Provided data:
---

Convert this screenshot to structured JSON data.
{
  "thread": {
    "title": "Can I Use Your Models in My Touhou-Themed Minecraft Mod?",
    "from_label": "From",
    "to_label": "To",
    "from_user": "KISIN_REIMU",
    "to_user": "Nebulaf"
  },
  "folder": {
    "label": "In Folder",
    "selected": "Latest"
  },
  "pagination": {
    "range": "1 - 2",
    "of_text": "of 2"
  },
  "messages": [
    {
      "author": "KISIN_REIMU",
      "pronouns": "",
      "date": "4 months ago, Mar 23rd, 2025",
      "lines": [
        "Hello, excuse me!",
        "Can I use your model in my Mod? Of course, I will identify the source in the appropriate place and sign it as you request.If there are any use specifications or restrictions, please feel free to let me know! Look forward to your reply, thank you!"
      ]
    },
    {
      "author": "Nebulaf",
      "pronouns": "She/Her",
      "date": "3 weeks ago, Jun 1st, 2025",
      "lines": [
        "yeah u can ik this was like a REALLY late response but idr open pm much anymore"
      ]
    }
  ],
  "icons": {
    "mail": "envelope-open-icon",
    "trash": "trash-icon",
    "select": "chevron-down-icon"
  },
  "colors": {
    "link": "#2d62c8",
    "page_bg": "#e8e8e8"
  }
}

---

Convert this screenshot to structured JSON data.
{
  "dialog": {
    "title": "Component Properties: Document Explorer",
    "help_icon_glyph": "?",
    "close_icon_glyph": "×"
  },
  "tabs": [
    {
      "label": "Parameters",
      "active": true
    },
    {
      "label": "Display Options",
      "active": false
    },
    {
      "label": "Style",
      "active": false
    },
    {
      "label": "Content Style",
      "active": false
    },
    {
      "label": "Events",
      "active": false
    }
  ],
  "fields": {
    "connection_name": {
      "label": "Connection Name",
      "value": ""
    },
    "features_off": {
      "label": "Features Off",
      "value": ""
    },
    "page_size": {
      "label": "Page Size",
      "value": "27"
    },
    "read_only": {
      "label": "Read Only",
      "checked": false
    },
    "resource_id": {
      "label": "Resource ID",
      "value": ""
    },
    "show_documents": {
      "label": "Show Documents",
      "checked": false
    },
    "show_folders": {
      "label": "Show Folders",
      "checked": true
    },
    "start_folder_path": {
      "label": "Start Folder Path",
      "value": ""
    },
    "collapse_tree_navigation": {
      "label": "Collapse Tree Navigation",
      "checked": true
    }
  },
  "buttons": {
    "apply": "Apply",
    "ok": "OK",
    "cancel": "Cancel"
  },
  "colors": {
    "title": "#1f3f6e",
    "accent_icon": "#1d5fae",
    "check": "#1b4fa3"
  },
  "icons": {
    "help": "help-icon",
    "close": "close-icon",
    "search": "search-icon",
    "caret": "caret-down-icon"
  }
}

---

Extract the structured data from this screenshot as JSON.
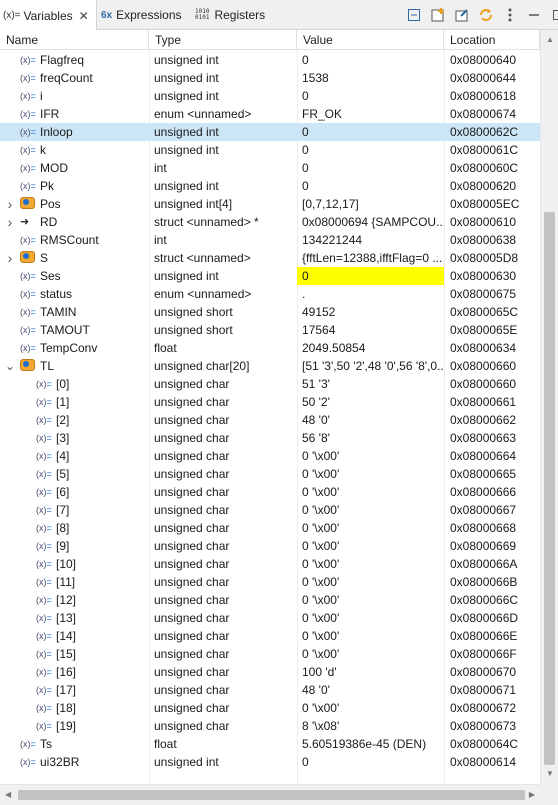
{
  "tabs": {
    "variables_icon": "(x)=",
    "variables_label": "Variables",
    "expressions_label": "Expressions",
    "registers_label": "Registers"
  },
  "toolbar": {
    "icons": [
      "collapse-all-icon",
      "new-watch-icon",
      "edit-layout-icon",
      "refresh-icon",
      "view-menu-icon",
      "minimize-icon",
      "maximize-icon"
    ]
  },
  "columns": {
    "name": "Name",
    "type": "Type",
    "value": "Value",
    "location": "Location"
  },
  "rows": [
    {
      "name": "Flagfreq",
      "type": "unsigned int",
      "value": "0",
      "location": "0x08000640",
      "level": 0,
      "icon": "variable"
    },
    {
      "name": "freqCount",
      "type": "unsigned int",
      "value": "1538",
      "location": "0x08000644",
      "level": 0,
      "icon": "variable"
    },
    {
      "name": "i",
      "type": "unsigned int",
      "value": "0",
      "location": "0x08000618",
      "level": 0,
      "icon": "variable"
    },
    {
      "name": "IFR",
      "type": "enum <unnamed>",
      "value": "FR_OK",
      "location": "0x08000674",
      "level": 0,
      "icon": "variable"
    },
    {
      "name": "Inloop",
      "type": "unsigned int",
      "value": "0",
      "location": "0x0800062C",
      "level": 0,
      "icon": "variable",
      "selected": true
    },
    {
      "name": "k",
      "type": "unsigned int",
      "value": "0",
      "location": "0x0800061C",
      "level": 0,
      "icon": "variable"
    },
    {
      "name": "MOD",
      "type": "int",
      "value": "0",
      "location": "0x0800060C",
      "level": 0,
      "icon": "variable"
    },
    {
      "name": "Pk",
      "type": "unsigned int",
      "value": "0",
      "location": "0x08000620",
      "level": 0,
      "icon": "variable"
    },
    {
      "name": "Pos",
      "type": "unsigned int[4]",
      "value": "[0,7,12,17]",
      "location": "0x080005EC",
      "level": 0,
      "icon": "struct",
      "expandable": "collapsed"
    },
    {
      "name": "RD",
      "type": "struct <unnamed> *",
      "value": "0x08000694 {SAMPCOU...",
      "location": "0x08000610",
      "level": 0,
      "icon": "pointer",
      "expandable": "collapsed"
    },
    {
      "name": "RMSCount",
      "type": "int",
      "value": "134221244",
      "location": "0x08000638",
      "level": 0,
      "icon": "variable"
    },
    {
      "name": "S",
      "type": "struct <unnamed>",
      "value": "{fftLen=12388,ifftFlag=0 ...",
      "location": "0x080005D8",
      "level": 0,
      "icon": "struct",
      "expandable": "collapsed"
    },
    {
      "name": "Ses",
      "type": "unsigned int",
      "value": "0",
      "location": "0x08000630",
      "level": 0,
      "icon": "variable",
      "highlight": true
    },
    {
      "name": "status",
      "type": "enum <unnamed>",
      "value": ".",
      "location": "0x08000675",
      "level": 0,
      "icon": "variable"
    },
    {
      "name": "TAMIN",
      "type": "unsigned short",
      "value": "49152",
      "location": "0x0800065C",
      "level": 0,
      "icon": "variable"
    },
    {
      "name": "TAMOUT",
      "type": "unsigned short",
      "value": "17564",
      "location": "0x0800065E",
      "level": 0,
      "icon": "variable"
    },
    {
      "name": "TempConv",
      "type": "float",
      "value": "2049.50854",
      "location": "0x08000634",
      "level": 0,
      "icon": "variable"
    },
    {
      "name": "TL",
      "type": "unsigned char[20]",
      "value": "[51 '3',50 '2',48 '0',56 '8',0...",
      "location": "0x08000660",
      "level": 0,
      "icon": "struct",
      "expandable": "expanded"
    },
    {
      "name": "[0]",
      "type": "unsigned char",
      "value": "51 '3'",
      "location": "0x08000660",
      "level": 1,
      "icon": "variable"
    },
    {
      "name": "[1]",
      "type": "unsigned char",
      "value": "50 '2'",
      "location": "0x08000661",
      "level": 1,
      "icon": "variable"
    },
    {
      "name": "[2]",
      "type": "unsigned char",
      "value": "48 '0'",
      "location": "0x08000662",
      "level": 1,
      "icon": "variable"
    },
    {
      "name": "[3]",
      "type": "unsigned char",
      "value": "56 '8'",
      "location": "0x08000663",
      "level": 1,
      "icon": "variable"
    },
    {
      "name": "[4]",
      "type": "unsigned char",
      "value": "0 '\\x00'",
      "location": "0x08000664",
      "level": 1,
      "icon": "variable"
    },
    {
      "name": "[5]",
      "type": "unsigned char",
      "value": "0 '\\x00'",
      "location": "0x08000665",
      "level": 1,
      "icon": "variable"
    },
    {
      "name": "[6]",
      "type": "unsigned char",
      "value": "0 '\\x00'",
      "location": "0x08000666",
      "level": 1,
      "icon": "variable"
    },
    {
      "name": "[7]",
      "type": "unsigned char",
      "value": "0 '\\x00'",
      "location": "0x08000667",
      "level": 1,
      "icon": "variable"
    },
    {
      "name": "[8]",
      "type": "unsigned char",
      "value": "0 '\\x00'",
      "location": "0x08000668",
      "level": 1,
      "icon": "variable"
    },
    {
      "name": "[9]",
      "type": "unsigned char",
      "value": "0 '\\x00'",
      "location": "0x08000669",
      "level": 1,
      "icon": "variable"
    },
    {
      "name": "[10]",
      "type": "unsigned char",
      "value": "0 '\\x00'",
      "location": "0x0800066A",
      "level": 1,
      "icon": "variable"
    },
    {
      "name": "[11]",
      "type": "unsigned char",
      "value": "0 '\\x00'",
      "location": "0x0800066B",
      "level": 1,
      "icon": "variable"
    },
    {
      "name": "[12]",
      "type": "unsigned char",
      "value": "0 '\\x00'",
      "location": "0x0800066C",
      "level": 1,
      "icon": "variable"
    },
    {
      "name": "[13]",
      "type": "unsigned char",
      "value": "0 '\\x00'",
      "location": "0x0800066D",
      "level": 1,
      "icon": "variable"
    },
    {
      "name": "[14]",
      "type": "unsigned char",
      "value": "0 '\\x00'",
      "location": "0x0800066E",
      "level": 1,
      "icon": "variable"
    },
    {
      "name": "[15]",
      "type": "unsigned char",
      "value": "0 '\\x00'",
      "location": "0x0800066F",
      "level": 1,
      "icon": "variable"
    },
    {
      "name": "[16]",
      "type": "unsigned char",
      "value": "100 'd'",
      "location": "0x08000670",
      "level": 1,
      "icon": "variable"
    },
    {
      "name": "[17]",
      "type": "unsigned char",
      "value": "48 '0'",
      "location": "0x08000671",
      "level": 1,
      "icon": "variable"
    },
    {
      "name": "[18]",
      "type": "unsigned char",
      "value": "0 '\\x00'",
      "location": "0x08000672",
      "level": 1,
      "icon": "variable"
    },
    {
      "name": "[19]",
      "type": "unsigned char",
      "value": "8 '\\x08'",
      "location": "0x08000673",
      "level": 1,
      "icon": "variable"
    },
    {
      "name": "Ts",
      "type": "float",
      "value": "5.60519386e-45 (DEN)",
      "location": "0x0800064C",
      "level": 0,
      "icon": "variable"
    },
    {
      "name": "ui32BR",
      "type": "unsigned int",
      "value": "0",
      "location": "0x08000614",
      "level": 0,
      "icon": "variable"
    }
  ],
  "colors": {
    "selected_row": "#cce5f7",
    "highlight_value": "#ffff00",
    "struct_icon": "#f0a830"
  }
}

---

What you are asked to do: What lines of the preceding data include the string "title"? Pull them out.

Reply:
    "title": "Can I Use Your Models in My Touhou-Themed Minecraft Mod?",
    "title": "Component Properties: Document Explorer",
    "title": "#1f3f6e",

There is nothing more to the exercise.